For each line below that contains the word "this", make a copy.

---

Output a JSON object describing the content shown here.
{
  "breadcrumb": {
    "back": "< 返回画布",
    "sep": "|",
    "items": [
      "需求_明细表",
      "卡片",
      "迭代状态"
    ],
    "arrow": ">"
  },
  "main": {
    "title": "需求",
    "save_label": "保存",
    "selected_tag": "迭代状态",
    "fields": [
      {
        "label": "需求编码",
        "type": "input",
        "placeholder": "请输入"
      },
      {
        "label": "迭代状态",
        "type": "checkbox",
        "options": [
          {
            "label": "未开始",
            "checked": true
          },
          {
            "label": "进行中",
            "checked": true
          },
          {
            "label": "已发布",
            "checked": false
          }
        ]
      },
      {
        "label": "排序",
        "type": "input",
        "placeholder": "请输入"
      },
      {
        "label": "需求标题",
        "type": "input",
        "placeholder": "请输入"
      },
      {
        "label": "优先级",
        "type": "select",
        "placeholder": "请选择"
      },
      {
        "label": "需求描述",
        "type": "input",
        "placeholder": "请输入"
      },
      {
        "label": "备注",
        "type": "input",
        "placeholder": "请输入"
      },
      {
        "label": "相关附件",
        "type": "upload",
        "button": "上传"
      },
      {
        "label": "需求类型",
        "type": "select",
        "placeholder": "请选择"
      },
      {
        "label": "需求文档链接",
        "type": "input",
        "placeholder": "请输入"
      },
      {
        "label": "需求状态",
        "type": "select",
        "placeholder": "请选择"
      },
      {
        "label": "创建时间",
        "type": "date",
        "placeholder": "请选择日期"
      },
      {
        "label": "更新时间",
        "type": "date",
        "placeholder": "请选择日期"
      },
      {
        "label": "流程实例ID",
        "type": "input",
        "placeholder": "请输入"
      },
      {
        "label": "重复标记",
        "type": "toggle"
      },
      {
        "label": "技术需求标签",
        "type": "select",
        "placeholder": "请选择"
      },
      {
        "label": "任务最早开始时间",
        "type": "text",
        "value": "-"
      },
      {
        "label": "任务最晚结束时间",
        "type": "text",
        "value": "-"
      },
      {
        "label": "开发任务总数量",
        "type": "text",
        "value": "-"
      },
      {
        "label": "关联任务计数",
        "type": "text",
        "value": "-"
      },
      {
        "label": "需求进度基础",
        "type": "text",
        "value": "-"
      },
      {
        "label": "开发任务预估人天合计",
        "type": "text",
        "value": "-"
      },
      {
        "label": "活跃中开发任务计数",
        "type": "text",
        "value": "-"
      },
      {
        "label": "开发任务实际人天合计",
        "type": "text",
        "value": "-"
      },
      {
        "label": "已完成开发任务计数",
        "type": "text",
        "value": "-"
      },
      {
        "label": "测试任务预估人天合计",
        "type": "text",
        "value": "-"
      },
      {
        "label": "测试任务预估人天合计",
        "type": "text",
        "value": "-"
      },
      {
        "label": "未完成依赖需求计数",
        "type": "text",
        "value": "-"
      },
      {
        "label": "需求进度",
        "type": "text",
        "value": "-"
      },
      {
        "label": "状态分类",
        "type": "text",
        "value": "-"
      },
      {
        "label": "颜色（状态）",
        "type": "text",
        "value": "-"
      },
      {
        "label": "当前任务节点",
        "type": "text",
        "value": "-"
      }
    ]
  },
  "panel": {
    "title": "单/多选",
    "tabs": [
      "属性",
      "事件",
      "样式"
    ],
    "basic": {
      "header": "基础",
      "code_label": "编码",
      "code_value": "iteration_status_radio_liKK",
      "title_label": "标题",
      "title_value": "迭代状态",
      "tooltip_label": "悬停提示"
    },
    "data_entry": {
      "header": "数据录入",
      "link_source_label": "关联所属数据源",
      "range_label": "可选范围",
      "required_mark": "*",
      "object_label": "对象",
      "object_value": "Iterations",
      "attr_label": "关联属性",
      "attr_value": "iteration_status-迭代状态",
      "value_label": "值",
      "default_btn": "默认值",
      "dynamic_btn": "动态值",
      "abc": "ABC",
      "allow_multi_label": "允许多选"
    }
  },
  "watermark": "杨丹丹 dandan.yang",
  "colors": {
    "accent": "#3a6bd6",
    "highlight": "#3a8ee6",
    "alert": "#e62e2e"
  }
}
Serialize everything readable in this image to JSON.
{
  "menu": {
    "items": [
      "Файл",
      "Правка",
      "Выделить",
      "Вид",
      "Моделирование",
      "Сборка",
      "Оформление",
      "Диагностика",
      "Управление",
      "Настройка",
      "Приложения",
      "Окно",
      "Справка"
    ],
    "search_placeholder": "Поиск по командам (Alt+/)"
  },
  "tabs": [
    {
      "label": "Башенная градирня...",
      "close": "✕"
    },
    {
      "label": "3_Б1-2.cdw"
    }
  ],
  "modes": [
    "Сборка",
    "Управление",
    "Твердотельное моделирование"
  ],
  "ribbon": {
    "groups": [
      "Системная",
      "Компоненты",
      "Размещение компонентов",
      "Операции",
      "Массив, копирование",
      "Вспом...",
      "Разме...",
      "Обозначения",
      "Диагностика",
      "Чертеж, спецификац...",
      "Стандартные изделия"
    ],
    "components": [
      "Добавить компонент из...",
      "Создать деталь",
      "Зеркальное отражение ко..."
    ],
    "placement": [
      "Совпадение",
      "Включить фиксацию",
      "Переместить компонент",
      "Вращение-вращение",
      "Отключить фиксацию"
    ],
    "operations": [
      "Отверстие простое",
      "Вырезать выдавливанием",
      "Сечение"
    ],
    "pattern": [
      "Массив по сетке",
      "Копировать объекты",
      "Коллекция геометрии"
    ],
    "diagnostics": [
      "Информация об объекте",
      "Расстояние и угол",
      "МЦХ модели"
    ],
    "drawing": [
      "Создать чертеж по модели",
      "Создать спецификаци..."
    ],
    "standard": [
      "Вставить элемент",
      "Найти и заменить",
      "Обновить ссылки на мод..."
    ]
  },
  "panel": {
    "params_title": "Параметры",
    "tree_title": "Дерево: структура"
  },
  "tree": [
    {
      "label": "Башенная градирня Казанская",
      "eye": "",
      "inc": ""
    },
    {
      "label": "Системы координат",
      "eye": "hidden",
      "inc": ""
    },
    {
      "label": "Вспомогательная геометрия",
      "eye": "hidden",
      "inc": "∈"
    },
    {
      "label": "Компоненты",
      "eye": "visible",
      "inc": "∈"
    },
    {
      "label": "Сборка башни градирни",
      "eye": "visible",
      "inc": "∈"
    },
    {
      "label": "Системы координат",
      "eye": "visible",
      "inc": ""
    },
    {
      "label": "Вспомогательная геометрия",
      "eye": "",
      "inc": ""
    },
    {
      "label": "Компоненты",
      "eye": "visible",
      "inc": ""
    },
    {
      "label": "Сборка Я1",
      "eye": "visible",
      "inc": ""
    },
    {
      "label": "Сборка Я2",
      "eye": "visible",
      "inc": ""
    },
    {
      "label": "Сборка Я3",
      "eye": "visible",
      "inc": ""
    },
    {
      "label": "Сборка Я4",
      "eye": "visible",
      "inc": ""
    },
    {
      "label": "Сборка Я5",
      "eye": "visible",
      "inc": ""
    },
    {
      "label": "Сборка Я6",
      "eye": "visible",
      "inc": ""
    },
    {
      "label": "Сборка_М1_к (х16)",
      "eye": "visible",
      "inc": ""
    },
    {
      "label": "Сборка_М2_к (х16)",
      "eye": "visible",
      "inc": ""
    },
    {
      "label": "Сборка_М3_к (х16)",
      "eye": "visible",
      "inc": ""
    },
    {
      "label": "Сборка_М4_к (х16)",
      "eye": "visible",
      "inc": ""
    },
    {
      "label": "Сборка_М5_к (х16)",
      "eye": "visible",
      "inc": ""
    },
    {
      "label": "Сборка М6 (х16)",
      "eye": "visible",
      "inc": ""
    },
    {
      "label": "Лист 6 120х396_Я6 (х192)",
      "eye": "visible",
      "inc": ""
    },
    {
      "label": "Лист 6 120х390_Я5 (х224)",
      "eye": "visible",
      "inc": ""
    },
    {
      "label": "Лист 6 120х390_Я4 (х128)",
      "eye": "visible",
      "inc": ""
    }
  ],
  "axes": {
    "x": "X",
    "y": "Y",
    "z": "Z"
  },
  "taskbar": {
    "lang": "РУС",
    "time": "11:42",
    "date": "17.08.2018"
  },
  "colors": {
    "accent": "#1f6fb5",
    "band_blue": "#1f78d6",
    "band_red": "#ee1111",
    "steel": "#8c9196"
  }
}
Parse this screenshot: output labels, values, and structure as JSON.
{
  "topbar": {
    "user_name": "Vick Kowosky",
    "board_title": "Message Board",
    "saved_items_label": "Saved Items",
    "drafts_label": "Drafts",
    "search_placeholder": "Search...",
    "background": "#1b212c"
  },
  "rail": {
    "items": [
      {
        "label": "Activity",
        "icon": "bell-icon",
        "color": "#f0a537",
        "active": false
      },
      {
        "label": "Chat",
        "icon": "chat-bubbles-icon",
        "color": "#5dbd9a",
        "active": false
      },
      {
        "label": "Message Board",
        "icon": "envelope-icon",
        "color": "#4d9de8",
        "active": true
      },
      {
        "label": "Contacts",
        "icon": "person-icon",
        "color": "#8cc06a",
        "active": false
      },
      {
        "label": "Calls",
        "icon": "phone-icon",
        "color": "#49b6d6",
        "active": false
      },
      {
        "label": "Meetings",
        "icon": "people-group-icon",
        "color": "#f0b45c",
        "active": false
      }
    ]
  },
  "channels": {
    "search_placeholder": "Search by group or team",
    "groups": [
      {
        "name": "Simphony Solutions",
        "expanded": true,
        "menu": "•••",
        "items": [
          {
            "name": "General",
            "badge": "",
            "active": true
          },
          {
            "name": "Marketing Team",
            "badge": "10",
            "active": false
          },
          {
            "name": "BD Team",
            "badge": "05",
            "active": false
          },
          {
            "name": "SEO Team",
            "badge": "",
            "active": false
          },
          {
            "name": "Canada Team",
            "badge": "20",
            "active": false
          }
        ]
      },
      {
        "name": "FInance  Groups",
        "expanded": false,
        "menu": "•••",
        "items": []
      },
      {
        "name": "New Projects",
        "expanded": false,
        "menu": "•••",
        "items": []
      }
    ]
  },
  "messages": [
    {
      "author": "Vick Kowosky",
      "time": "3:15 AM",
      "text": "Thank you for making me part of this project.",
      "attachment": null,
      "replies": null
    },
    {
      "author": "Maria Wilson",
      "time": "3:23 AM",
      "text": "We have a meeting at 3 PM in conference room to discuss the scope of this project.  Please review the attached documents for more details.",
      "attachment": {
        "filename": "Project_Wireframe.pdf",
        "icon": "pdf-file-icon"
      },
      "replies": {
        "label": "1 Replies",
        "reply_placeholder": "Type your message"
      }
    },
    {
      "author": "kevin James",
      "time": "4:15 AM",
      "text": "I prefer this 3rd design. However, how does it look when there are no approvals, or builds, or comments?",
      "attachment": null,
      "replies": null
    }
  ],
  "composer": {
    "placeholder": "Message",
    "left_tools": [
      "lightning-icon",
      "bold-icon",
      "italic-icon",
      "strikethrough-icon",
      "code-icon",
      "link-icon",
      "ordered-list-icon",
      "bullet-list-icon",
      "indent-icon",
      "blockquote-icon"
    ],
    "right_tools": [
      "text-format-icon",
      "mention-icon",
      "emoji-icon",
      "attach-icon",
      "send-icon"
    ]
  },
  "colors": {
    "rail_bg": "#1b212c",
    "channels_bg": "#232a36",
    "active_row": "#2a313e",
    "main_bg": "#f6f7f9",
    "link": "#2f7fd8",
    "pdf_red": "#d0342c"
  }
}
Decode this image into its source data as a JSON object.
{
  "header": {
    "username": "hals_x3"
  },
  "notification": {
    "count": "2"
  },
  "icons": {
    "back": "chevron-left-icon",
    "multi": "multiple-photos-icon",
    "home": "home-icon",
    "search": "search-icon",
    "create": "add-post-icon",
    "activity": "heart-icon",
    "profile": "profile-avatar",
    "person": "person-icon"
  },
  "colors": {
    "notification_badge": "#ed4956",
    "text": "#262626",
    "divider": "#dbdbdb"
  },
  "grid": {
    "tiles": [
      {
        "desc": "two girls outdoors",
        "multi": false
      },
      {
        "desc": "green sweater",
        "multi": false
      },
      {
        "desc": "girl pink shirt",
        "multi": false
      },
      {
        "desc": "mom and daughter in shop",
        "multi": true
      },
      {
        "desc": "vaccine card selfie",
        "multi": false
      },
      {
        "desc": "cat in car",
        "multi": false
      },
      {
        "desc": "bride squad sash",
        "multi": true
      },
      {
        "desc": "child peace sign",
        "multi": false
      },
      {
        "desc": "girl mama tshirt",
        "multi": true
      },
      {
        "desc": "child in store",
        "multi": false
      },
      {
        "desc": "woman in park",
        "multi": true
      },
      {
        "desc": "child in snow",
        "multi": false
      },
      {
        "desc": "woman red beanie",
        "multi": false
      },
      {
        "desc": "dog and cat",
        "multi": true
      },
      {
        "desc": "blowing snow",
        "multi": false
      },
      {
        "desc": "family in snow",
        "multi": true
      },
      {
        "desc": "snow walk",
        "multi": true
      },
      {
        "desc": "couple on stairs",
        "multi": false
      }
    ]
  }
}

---

REPLY TO THE EXERCISE:
Serialize everything readable in this image to JSON.
Parse this screenshot: output labels, values, and structure as JSON.
      "text": "Thank you for making me part of this project.",
      "text": "We have a meeting at 3 PM in conference room to discuss the scope of this project.  Please review the attached documents for more details.",
      "text": "I prefer this 3rd design. However, how does it look when there are no approvals, or builds, or comments?",
Decode this image into its source data as a JSON object.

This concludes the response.